A number of signs carrying road safety messages in English and Irish, and the Sinn Fein logo, have been erected in Glenavy.
A number of signs carrying road safety messages in English and Irish, and the Sinn Fein logo, have been erected in Glenavy.

A DUP councillor has accused Sinn Fein of “politicising children and their safety” after road safety signs carrying slogans written in Irish, and the party’s logo, were erected in Glenavy.

Red signs with road safety messages such as ‘SLOW’ and ‘CHILDREN CROSSING’, written in English and Irish, and the Sinn Fein logo underneath, have appeared on lampposts and telegraph poles in the village in recent days - a move Alderman James Tinsley claims will damage community relations in the area.
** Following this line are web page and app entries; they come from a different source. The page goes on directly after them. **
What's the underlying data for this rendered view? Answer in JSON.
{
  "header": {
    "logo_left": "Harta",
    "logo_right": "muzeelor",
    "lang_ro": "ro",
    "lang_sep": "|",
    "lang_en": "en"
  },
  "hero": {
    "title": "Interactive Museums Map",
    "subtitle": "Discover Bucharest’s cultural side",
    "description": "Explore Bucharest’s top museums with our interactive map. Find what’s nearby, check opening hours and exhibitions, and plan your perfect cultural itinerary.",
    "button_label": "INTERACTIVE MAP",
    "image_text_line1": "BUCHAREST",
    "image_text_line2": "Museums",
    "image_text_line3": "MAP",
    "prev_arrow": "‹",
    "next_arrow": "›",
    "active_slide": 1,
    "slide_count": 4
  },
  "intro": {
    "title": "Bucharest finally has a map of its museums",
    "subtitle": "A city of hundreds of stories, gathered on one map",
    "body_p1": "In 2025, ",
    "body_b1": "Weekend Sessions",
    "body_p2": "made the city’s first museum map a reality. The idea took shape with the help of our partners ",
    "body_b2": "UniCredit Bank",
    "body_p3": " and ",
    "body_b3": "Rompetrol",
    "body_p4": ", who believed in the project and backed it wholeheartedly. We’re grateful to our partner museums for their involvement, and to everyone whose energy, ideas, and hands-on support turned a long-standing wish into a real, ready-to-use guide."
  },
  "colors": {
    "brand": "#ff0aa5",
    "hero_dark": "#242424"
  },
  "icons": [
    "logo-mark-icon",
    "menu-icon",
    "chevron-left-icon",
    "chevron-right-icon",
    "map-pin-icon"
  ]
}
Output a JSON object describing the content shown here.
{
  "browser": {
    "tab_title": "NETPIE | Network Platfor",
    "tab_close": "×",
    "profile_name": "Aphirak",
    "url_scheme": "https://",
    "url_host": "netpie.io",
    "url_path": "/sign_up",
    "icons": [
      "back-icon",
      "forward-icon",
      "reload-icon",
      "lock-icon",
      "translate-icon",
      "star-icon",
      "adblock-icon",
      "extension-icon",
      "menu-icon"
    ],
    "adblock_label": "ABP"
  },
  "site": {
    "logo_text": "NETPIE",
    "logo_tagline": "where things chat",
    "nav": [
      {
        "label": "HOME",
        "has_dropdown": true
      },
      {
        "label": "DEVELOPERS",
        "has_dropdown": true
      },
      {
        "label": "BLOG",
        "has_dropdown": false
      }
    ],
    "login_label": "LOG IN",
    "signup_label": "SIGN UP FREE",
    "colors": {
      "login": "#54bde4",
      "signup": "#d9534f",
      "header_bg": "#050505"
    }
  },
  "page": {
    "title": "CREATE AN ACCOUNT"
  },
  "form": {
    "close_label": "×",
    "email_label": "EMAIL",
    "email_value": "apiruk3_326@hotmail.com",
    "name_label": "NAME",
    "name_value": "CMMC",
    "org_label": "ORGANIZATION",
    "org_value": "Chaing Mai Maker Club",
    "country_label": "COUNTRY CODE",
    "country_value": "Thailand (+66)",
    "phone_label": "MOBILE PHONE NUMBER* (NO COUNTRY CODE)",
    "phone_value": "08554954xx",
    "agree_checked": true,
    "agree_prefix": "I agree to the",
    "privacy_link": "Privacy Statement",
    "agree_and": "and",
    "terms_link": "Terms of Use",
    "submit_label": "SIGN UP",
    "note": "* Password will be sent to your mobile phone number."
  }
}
Causing controversy: One of the Sinn Fein signs erected in Glenavy village.

Causing controversy: One of the Sinn Fein signs erected in Glenavy village.

Alderman Tinsley, the leader of the DUP group on Lisburn and Castlereagh City Council, said a number of the signs have been erected “at the entrances to the village and near the Protestant Hall and Methodist Church on the Main Street.”

He posted pictures of some of the signs on Twitter along with the message: “Very disappointed that SF have politicised children and their safety in this way. As a councillor for the area I can confirm I have reported this to road service and asked them to take immediate action.”

Speaking to the Ulster Star, he said: “If they want to reduce the speed of cars driving through the village and take steps to improve pedestrian safety then I am all for that, but there are ways of going about things and this isn’t it.

“I raised this matter with Roads Service last night and they have told me that these signs are illegal and will have to be taken down.

Alderman James Tinsley, DUP

Alderman James Tinsley, DUP

“This is very clearly political. It is a PR stunt and they are using children to do it.”

Stressing that no-one from Sinn Fein has approached him about road safety concerns in the village, Alderman Tinsley added: “A number of prominent nationalists in the area have contacted me to express their disgust at the erection of these signs.

“There are good relations in village and they feel this is trying to hype things up and will be damaging to community relations within the village.”

The Ulster Star contacted Sinn Fein about the signs, but there had been no response from the party at the time of publication.

A spokesperson for the Department for Infrastructure confirmed that the signs are illegal and said Sinn Fein have agreed to have them removed.

“Local officials have been advised that signs were erected in Glenavy as part of a road safety awareness week in conjunction with the local Sinn Fein constituency office,” the spokesperson said.

“As the signs are not prescribed under the Traffic Signs Regulations (Northern Ireland) 1997 they are illegal and should be removed.

“DFI Roads has contacted Sinn Fein this morning and they have agreed to have these signs be removed.”